Ahoms successfully resisted frequent attacks on their motherland from Muhammad Ghori’s time, which totaled as many as seventeen invasions. Lachit, unfortunately, became very sick during a crucial stage of the battle. Doctors advised him to stay off the battlefield. As the Mughal army advanced and Lachit’s health declined, the warriors of the Ahom army became discouraged and disenchanted. Considering the situation, Lachit realized that protecting his people was more critical than his health. In lieu of the above, he said:
“When my countrymen are suffering from invasion, and when my army is fighting and sacrificing its life, how can I think about resting my body due to a mere illness?
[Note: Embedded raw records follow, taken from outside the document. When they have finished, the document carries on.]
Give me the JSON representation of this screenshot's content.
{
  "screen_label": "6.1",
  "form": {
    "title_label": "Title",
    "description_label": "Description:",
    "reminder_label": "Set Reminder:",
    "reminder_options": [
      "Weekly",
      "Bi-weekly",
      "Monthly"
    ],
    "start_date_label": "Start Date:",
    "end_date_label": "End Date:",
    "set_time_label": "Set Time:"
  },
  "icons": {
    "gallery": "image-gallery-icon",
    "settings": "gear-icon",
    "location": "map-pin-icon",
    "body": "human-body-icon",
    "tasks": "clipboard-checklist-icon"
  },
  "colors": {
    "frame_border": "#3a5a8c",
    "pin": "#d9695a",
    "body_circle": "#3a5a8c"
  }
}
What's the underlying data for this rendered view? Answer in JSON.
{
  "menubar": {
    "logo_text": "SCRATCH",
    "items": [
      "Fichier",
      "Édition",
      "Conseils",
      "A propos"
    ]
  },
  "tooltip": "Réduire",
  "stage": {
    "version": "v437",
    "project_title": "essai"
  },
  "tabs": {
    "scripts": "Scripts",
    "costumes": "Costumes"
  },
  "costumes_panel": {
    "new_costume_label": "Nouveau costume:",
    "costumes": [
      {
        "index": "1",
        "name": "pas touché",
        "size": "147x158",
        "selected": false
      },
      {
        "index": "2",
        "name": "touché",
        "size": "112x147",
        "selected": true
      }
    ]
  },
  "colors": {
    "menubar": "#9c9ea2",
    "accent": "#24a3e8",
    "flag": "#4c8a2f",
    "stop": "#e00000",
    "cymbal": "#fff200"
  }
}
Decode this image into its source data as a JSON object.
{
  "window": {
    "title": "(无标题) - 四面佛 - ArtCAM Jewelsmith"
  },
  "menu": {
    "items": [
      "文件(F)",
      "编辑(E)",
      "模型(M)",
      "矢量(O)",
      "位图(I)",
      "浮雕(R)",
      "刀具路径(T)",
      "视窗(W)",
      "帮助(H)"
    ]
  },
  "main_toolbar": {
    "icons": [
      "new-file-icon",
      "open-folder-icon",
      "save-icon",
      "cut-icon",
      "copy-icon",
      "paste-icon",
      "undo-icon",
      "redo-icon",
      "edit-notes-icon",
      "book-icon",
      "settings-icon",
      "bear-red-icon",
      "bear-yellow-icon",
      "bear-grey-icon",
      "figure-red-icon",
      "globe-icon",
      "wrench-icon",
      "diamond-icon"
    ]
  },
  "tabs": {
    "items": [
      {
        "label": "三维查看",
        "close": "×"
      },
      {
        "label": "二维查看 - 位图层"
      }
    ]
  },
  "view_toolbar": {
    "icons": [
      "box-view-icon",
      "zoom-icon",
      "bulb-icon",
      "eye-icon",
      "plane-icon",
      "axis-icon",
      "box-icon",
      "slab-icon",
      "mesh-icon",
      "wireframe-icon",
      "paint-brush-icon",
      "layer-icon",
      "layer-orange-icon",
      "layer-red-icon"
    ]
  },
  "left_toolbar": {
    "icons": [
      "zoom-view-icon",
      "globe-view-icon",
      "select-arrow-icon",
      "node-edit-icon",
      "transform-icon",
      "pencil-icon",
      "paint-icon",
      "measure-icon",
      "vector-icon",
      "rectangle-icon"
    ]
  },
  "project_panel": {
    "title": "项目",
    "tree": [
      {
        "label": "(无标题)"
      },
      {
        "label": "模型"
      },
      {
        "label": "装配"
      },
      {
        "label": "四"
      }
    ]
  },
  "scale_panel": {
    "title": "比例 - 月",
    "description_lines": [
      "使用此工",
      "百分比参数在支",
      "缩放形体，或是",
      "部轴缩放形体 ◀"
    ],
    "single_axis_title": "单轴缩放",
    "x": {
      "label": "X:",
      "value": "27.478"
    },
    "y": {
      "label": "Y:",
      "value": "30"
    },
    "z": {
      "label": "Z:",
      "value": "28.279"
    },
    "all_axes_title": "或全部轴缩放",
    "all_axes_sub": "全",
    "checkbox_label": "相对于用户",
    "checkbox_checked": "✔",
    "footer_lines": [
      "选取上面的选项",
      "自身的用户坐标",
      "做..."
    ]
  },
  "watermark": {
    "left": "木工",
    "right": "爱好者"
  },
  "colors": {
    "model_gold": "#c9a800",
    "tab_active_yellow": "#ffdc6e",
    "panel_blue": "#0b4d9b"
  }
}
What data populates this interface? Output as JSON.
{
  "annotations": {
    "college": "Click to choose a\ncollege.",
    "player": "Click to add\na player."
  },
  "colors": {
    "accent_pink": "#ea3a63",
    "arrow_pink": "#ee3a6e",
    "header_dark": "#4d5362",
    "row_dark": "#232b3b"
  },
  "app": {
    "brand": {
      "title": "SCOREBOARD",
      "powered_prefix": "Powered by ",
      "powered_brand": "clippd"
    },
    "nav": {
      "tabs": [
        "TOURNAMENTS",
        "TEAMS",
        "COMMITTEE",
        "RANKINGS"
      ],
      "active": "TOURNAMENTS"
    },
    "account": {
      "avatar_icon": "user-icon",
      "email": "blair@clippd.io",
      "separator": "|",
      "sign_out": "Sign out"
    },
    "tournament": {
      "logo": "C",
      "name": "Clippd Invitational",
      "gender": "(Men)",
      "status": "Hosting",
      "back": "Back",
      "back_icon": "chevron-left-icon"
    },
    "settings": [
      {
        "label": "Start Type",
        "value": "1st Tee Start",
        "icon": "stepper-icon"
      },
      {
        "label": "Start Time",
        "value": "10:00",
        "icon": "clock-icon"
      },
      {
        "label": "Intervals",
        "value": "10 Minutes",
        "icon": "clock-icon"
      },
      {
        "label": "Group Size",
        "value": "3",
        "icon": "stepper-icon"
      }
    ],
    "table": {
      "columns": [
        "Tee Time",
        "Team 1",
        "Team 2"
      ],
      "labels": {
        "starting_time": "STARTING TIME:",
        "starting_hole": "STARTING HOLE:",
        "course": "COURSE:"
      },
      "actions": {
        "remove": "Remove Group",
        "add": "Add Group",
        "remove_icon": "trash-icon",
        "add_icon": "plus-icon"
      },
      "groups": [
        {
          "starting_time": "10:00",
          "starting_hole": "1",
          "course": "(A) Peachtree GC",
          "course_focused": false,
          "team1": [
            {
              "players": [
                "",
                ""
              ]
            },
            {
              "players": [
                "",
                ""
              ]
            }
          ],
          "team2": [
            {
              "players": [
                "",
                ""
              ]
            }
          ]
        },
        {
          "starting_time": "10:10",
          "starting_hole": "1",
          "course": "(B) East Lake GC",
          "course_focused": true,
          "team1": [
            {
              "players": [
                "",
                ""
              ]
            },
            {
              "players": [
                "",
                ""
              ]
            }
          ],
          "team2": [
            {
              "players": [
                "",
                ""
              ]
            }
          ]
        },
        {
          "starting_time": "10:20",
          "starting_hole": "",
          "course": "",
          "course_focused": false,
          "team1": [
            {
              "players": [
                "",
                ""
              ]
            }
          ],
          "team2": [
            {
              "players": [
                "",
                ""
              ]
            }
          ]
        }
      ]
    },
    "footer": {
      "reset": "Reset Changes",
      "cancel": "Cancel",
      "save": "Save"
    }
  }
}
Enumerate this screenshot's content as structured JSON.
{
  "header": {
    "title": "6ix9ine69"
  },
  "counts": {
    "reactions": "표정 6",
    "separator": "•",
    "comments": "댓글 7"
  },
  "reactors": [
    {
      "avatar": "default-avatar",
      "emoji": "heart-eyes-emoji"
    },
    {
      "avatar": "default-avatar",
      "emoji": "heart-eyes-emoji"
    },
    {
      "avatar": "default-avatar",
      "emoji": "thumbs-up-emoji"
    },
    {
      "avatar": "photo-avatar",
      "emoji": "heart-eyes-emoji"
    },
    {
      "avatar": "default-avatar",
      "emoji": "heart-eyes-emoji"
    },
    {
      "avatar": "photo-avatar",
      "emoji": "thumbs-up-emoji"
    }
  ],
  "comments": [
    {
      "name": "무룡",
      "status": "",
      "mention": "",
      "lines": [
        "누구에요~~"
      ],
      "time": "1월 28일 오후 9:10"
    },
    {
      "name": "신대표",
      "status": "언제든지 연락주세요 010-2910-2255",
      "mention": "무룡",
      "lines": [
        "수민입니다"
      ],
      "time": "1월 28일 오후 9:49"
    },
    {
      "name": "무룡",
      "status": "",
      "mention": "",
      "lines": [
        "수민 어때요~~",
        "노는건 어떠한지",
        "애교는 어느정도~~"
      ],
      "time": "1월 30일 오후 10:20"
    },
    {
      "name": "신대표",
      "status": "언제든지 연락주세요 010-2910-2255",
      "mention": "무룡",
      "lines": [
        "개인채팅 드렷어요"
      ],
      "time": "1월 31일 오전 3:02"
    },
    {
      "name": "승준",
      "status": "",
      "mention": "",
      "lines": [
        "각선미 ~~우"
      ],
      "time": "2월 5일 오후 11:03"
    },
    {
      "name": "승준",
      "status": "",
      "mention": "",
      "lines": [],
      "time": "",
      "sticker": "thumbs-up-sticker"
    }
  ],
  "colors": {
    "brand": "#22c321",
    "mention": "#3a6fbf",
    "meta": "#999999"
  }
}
How can I think about going home to my wife and children when my entire country is in trouble?”
Borphukhan knew that fighting on land would be difficult and challenging. Thus, he asked for seven boats to be brought to him loaded with bows and arrows. After that, he prepared for war from the riverfront.
Lachit had dug a defensive line at the back of the advancing army as a tactical move. Strategically, this was intended to be there as a fallback in case of emergency. As a result, the Mughal army faced an onslaught of sudden attacks along with the charging Ahom warriors. These warriors were inspired by valiant Lachit and fought bravely till their last breath. Having been defeated and having suffered massive casualties, the heavily disoriented and beleaguered Mughal army ended up retreating.
It is essential for everyone in today’s world to acknowledge and value the bravery of individuals like Lachit Borphukan. Warriors like him are the reason we have our freedom. It’s unfortunate that many folks in today’s world are unaware of his sacrifices. Lachit not only fought valiantly against the tyrannical Mughals, but also played an important role in defending the Sanatan Dharma. Assam and other Northeastern states owe a lot to fighters like Lachit. The awarding of the Lachit Borphukan gold medal to the best graduating cadet at the National Defence Academy, instituted by the Assam Government in 2000, is a proud step. It is a fitting tribute to a valiant soldier and a brilliant tactician, inspiring youngsters today to emulate his footsteps. Its time his story his majorly highlighted and brought to the fore, often.